§ **Task inputs**:
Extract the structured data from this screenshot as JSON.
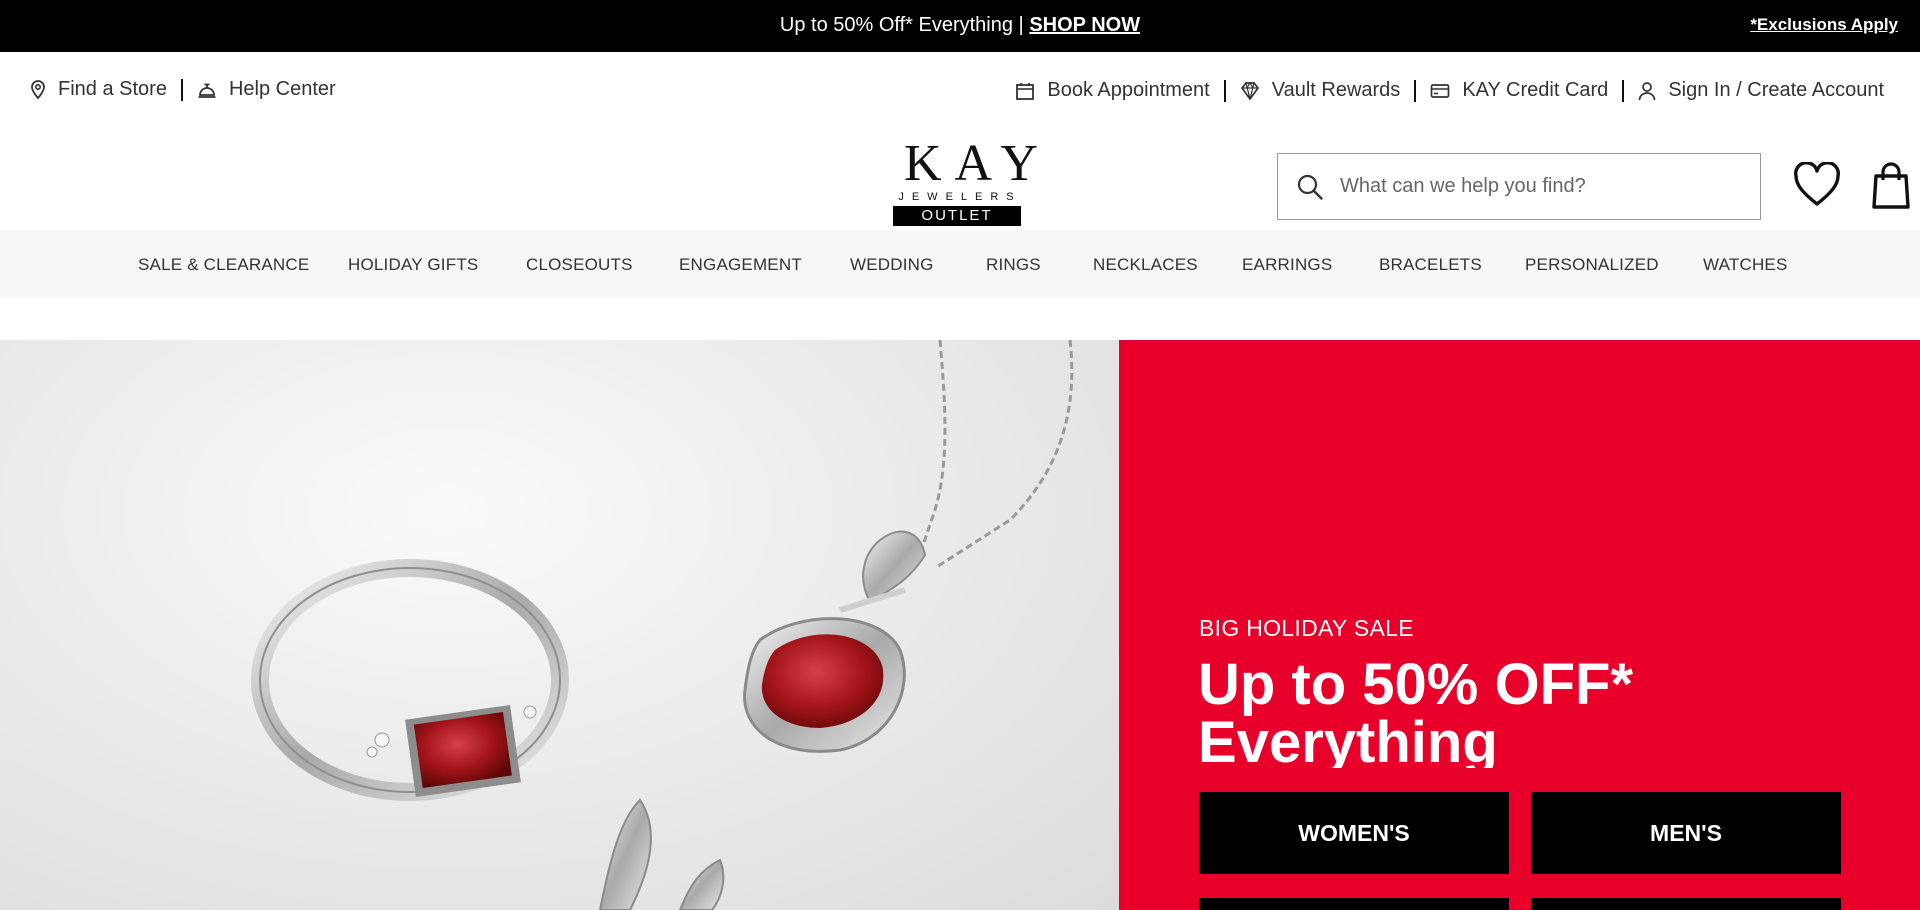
{
  "promo": {
    "text": "Up to 50% Off* Everything |",
    "link": "SHOP NOW",
    "exclusions": "*Exclusions Apply"
  },
  "utility": {
    "find_store": "Find a Store",
    "help_center": "Help Center",
    "book_appointment": "Book Appointment",
    "vault_rewards": "Vault Rewards",
    "credit_card": "KAY Credit Card",
    "sign_in": "Sign In / Create Account"
  },
  "logo": {
    "name": "KAY",
    "sub": "JEWELERS",
    "tag": "OUTLET"
  },
  "search": {
    "placeholder": "What can we help you find?"
  },
  "nav": {
    "items": [
      "SALE & CLEARANCE",
      "HOLIDAY GIFTS",
      "CLOSEOUTS",
      "ENGAGEMENT",
      "WEDDING",
      "RINGS",
      "NECKLACES",
      "EARRINGS",
      "BRACELETS",
      "PERSONALIZED",
      "WATCHES"
    ]
  },
  "hero": {
    "eyebrow": "BIG HOLIDAY SALE",
    "headline": "Up to 50% OFF* Everything",
    "cta_womens": "WOMEN'S",
    "cta_mens": "MEN'S"
  },
  "colors": {
    "promo_bg": "#000000",
    "nav_bg": "#f7f7f7",
    "hero_panel": "#e9002a",
    "cta_bg": "#000000",
    "gem": "#a31419"
  }
}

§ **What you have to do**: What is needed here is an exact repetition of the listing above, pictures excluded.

§ **Task response**:
Extract the structured data from this screenshot as JSON.
{
  "promo": {
    "text": "Up to 50% Off* Everything |",
    "link": "SHOP NOW",
    "exclusions": "*Exclusions Apply"
  },
  "utility": {
    "find_store": "Find a Store",
    "help_center": "Help Center",
    "book_appointment": "Book Appointment",
    "vault_rewards": "Vault Rewards",
    "credit_card": "KAY Credit Card",
    "sign_in": "Sign In / Create Account"
  },
  "logo": {
    "name": "KAY",
    "sub": "JEWELERS",
    "tag": "OUTLET"
  },
  "search": {
    "placeholder": "What can we help you find?"
  },
  "nav": {
    "items": [
      "SALE & CLEARANCE",
      "HOLIDAY GIFTS",
      "CLOSEOUTS",
      "ENGAGEMENT",
      "WEDDING",
      "RINGS",
      "NECKLACES",
      "EARRINGS",
      "BRACELETS",
      "PERSONALIZED",
      "WATCHES"
    ]
  },
  "hero": {
    "eyebrow": "BIG HOLIDAY SALE",
    "headline": "Up to 50% OFF* Everything",
    "cta_womens": "WOMEN'S",
    "cta_mens": "MEN'S"
  },
  "colors": {
    "promo_bg": "#000000",
    "nav_bg": "#f7f7f7",
    "hero_panel": "#e9002a",
    "cta_bg": "#000000",
    "gem": "#a31419"
  }
}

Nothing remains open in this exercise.